- What is needed -
Your task is to copy each line of the records that includes the string "Network".

--------------------------------

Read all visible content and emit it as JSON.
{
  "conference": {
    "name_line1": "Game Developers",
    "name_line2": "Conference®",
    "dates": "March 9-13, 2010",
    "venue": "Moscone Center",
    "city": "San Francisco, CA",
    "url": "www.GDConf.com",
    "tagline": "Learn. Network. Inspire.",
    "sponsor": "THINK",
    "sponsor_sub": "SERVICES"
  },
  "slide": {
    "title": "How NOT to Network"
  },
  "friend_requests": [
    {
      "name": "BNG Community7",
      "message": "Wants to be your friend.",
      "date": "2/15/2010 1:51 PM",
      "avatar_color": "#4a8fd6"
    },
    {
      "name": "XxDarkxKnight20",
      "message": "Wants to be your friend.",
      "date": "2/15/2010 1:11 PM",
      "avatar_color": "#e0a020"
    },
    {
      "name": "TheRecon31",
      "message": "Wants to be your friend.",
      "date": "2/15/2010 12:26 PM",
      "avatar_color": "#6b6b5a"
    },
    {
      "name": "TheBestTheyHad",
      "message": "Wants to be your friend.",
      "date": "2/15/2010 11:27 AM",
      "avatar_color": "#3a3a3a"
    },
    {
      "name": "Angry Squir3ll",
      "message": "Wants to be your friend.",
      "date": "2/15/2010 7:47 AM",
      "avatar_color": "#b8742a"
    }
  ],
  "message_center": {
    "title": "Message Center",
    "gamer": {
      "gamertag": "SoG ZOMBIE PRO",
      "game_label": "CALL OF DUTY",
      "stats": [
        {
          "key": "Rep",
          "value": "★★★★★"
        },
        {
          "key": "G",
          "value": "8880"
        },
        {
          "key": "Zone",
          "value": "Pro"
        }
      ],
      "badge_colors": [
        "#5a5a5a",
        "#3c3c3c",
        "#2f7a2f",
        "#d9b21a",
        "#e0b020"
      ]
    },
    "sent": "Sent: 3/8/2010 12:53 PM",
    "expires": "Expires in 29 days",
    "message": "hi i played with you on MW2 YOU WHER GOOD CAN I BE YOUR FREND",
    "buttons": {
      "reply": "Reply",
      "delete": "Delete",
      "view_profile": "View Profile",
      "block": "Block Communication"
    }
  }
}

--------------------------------

- Answer box -
    "tagline": "Learn. Network. Inspire.",
    "title": "How NOT to Network"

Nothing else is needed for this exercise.